Its originality is evident from its starting point. The traditional debate about the beginning of the Cold War focuses on the latter stages of the Second World War and the years immediately after. A few historians suggest that it began in 1917. But Westad takes a different line, tracing the origins of the ideological battle at the heart of the Cold War back to the late 19th century and the emergence of communism as a political force in Europe. The opening chapters thus take the reader on a rapid march through the first half of 20th- century history, underlining how the US– Soviet competition that emerged after 1945 was deeply rooted in a preexisting ideological split. Awareness of the longer-term roots of the Cold War’s core ideological battle (and also of other key phenomena with which it intersected, such as nationalism in the developing world) is a recurrent feature of the book.
Once the narrative reaches the traditional Cold War timeframe (1945–90), a second key characteristic emerges: the book’s readiness to follow the east–west struggle almost literally to the four corners of the earth. There is, of course, much discussion about the ideological chasm between the US and the Soviet Union, with plenty of insights into internal politics, and pithy character sketches of the superpowers’ key leaders. However, Westad’s book is at its best when exploring how this clash of competing modernities was played out first in Europe and east Asia, then in the rest of Asia, Africa, the Middle East and Latin America. Even India, which tried hard to stay aloof from the eastwest struggle, found its international position profoundly shaped by the Cold War. Its non-alignment stance was as inflected by the ideological clash as that of the most loyal member of either bloc.
This is not to say that Westad presents a vision of the Cold War in which every string was pulled from either Washington or Moscow. On the contrary, references to superpower interventions across the globe are counterbalanced by frequent explanations of how the Cold War in each theatre was deeply shaped by both local conditions and regional actors. Nor does the book claim that other patterns of change unfolding alongside the Cold War were driven by US-Soviet confron-
Westad emphasises the truly global nature of the struggle between capitalism and communism
Communist visions of the future lacked plausibility as an alternative to capitalism

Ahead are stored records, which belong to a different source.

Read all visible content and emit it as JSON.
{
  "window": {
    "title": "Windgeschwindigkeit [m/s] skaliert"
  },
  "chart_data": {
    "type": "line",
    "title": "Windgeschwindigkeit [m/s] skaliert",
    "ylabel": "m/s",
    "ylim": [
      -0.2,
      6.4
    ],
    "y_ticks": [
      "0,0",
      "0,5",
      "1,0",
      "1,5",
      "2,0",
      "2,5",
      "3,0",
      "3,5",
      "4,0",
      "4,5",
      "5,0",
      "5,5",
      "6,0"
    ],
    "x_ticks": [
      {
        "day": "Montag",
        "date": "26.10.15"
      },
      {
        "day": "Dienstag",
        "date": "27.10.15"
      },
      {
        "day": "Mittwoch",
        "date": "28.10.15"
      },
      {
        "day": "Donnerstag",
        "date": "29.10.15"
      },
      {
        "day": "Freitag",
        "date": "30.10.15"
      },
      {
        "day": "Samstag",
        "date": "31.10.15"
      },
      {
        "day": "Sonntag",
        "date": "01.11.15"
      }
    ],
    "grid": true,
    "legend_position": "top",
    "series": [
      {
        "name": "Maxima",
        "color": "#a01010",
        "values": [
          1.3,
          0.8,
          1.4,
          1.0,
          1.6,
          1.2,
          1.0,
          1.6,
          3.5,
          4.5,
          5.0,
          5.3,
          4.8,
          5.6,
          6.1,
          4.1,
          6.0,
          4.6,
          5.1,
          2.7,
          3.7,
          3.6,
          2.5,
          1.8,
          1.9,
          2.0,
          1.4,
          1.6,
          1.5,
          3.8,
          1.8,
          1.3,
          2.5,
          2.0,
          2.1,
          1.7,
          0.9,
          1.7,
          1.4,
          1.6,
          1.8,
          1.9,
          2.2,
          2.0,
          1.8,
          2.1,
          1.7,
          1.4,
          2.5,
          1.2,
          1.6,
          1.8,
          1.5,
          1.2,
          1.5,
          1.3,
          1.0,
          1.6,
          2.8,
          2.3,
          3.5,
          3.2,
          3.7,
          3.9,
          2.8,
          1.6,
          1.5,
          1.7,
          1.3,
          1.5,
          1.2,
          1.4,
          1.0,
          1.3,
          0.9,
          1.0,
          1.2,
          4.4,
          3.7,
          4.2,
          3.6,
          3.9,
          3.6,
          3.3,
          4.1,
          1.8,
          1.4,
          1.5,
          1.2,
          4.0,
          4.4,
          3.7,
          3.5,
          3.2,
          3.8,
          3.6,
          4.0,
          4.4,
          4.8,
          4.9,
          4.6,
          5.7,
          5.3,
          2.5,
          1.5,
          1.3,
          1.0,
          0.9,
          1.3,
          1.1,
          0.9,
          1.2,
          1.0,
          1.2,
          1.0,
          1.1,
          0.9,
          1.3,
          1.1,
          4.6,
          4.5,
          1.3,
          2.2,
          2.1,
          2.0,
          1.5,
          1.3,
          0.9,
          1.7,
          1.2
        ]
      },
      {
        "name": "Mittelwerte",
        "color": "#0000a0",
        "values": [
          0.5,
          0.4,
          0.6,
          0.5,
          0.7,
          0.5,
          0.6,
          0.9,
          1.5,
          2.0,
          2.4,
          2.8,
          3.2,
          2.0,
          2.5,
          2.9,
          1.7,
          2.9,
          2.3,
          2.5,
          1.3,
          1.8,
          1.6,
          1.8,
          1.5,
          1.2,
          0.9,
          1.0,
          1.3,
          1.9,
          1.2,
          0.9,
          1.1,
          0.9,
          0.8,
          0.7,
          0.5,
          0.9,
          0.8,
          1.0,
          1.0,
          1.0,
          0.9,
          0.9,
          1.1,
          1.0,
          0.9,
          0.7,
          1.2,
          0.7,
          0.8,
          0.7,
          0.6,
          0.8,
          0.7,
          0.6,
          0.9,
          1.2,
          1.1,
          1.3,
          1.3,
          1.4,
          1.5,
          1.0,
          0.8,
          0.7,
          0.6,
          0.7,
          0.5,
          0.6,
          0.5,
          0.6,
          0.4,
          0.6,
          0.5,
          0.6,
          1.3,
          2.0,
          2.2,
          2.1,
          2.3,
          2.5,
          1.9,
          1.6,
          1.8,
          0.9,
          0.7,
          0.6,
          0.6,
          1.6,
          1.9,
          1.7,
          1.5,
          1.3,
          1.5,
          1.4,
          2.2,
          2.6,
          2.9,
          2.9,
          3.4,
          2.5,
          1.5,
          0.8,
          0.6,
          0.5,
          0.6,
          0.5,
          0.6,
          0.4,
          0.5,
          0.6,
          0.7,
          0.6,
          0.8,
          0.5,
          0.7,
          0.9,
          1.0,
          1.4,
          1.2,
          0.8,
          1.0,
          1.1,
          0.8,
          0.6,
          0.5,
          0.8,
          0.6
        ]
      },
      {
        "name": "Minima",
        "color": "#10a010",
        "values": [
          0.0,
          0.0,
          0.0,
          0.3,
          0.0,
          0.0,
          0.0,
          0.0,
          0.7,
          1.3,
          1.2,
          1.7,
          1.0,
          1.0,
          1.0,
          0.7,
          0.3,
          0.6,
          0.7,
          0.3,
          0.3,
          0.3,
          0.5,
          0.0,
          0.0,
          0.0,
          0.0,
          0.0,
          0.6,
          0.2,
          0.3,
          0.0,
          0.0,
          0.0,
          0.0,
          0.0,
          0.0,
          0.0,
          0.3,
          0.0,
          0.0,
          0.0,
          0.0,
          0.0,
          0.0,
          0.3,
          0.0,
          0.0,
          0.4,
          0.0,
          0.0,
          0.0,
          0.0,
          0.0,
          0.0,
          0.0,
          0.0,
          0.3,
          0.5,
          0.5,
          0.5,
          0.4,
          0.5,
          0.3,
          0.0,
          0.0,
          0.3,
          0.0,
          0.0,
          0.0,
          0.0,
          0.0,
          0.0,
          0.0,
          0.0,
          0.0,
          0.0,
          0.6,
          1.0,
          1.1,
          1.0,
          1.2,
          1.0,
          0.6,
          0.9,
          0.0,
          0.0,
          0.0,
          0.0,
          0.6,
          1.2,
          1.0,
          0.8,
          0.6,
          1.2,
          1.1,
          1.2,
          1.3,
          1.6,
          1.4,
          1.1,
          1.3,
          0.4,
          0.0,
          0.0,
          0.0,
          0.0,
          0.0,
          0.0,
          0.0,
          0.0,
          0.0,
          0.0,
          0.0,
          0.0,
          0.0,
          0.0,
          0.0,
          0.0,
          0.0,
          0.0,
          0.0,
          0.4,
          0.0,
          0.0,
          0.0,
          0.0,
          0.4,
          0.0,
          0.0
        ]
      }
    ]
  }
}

tation. But what Westad does demonstrate is that decolonisation, European integration and the Arab-Israeli conflict became closely entangled with the Cold War. These issues were both influenced by, and exerted an influence over, the dynamics of superpower rivalry.
The third great originality of the book is the way in which it sidesteps the standard debate about whether the US won the Cold War or the Soviet Union lost it (or whether it was Reagan or Gorbachev who dunnit). Instead, Westad asserts that what really mattered was the triumph of global market capitalism. The ideological rivalry born amid the economic turmoil of late 19th-century Europe petered out in the 1980s as it became steadily more apparent that communist visions of the future lacked plausibility as an alternative to capitalism. The collapse of the communist bloc was thus preceded by the collapse of its ideological raison d’être.
Despite its ambitious scope, this is not a hard book to read. The narrative moves smoothly from one aspect of the Cold War to another, from one global theatre to the next. It is underpinned by a prodigious amount of reading, largely hidden away in the endnotes. More important still, the ideas advanced and the events described are brought to life by the author’s personal recollections, Russian jokes, cultural insights and well-chosen quotations. This may be a book about a fierce and periodically brutal struggle, but it is also one that provoked roars of laughter from this reviewer. Its value, both for the general reader and as a teaching text, is greatly increased as a result.
A poster from 1949 celebrates the victory of communism in China. As Odd Arne Westad’s new book highlights, the spread of communism accelerated the Cold War’s global impact